Companies and security providers are gradually realising that it is impossible to build impenetrable defences and keep out every attacker. Instead, the focus has shifted to ensuring that once a system has been compromised it is difficult for an intruder to leave with anything useful.
According to Net Applications, a web analytics company based in California, the third most widely used desktop computer operating system in the world is Windows XP. It is run on nearly one in 10 desktop computers even though Microsoft stopped writing and distributing security updates for it in 2014.
For many companies, the cost of replacing software for their entire stock of computers is prohibitive, even without factoring in the disruption it would cause. There are other issues to consider, too. Sometimes the legacy system may be running on computers housed inside expensive specialist tools. This is particularly true in industries with budget pressures such as healthcare.

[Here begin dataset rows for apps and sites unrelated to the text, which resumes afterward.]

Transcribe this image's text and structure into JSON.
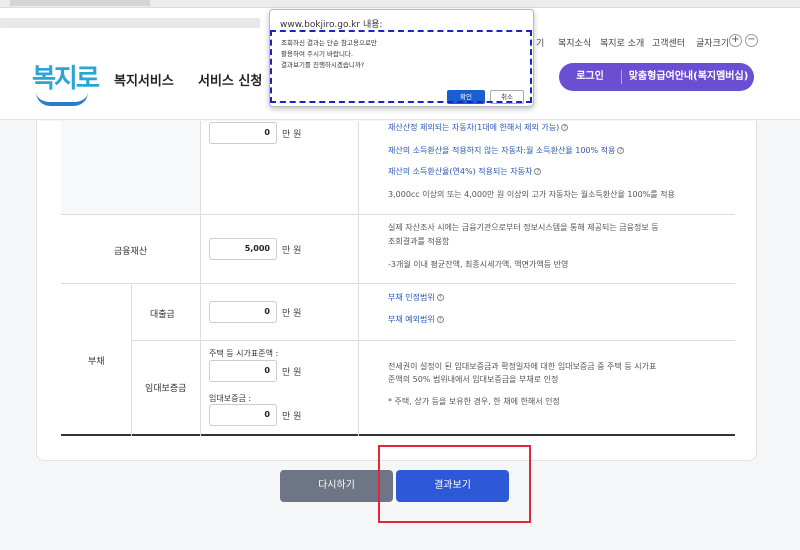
{
  "header": {
    "logo": "복지로",
    "nav": [
      "복지서비스",
      "서비스 신청"
    ],
    "utils": [
      "기",
      "복지소식",
      "복지로 소개",
      "고객센터",
      "글자크기"
    ],
    "zoom_in": "+",
    "zoom_out": "−",
    "login": "로그인",
    "guide": "맞춤형급여안내(복지멤버십)"
  },
  "dialog": {
    "title": "www.bokjiro.go.kr 내용:",
    "lines": [
      "조회하신 결과는 단순 참고용으로만",
      "활용하여 주시기 바랍니다.",
      "결과보기를 진행하시겠습니까?"
    ],
    "ok": "확인",
    "cancel": "취소"
  },
  "table": {
    "top_row": {
      "value": "0",
      "unit": "만 원",
      "notes": [
        "재산산정 제외되는 자동차(1대에 한해서 제외 가능)",
        "재산의 소득환산을 적용하지 않는 자동차:월 소득환산율 100% 적용",
        "재산의 소득환산율(연4%) 적용되는 자동차",
        "3,000cc 이상의 또는 4,000만 원 이상의 고가 자동차는 월소득환산율 100%를 적용"
      ]
    },
    "financial": {
      "label": "금융재산",
      "value": "5,000",
      "unit": "만 원",
      "notes": [
        "실제 자산조사 시에는 금융기관으로부터 정보시스템을 통해 제공되는 금융정보 등",
        "조회결과를 적용함",
        "-3개월 이내 평균잔액, 최종시세가액, 액면가액등 반영"
      ]
    },
    "debt": {
      "label": "부채",
      "loan": {
        "label": "대출금",
        "value": "0",
        "unit": "만 원",
        "links": [
          "부채 인정범위",
          "부채 예외범위"
        ]
      },
      "deposit": {
        "label": "임대보증금",
        "sub1": "주택 등 시가표준액 :",
        "value1": "0",
        "unit1": "만 원",
        "sub2": "임대보증금 :",
        "value2": "0",
        "unit2": "만 원",
        "notes": [
          "전세권이 설정이 된 임대보증금과 확정일자에 대한 임대보증금 중 주택 등 시가표",
          "준액의 50% 범위내에서 임대보증금을 부채로 인정",
          "* 주택, 상가 등을 보유한 경우, 한 채에 한해서 인정"
        ]
      }
    }
  },
  "buttons": {
    "reset": "다시하기",
    "result": "결과보기"
  },
  "colors": {
    "primary": "#2d59d9",
    "login": "#6a4fd3",
    "highlight_red": "#e0283d",
    "highlight_blue": "#1a22c8"
  }
}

Dan Taylor, head of cyber security at NHS Digital, the body that advises the UK’s National Health Service on cyber security, says the use of Windows XP persists in some unexpected parts of the NHS because of this problem. “You wouldn’t throw out your MRI scanner because it’s got XP,” he says.
Businesses — both those running legacy systems and the security consultants helping them with their data security — are learning that the most practical solution often involves accepting some level of security risk.
“In the past, the approach was to do nothing: the security challenge didn’t outweigh the risk of bringing the enterprise to a halt,” says Salvatore Sinno, chief security architect for Europe at IT company Unisys. “Now the approach is around three fundamental strategies: hardening the legacy systems; doing a formal risk assessment of a particular system to identify what elements are most at risk, and replacing that part of the system; and, in some industries, replacing the legacy system completely.”
Mr Sinno says there are several options open to organisations unable or unwilling to replace legacy systems.
“Businesses are putting more effort into having a better understanding of what damage security incidents can do,” he says. “At the same time they are starting to realise that it’s [about] how you respond to the security breach.”
An anonymous reporting culture can help organisations learn from cyber security mistakes, but just as vital is an awareness of the extent to which legacy systems are still in use. “If you count pharmacists, there are 40,000 NHS organisations,” says Mr Taylor, who is trying to find out how many of them still use Windows XP. “What we don’t know is the scale of the problem. Once we know . . . we can work out the different strategies to move them off [legacy systems] as soon as possible.”